Exercise details: Which lines in the listing below contain "category"? Copy each of them.

Information:
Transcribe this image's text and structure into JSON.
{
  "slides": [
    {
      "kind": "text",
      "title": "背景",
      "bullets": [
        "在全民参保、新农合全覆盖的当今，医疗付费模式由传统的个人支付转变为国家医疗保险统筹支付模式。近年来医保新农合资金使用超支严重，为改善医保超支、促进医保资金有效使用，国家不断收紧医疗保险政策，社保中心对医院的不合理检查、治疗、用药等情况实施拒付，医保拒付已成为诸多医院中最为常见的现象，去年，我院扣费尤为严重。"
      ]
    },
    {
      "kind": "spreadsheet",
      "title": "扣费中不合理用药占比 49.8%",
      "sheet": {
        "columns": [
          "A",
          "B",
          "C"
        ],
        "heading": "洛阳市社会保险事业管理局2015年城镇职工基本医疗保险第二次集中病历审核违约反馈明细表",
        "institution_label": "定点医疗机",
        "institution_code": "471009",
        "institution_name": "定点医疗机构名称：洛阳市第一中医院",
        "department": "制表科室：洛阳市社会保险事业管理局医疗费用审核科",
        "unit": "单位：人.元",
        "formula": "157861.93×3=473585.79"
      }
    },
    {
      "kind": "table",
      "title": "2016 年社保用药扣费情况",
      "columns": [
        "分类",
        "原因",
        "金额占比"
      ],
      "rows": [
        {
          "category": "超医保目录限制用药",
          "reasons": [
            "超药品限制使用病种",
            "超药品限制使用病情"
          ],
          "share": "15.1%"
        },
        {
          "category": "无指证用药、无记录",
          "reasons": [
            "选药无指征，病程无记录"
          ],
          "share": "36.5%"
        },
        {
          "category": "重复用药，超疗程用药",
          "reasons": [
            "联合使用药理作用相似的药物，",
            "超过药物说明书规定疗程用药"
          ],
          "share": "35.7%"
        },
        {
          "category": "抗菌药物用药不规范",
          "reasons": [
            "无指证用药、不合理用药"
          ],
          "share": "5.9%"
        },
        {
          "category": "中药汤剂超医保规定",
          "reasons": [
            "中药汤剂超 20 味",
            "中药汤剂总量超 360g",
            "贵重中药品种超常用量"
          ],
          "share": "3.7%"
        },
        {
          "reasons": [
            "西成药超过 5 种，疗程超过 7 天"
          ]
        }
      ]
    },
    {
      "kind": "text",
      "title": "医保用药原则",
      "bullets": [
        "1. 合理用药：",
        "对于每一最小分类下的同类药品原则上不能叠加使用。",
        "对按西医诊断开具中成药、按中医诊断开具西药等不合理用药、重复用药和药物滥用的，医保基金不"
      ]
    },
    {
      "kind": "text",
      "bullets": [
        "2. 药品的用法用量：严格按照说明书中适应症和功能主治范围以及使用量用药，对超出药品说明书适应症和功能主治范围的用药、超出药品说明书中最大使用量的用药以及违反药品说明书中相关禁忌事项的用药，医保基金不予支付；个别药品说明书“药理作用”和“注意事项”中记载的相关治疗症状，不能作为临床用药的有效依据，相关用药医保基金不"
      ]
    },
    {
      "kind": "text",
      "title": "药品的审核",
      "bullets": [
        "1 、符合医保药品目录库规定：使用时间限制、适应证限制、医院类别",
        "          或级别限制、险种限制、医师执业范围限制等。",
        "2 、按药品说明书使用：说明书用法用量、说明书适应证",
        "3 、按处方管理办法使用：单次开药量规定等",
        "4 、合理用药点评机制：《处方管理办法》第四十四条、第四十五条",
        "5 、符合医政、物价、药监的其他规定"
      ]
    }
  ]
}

Solution:
          "category": "超医保目录限制用药",
          "category": "无指证用药、无记录",
          "category": "重复用药，超疗程用药",
          "category": "抗菌药物用药不规范",
          "category": "中药汤剂超医保规定",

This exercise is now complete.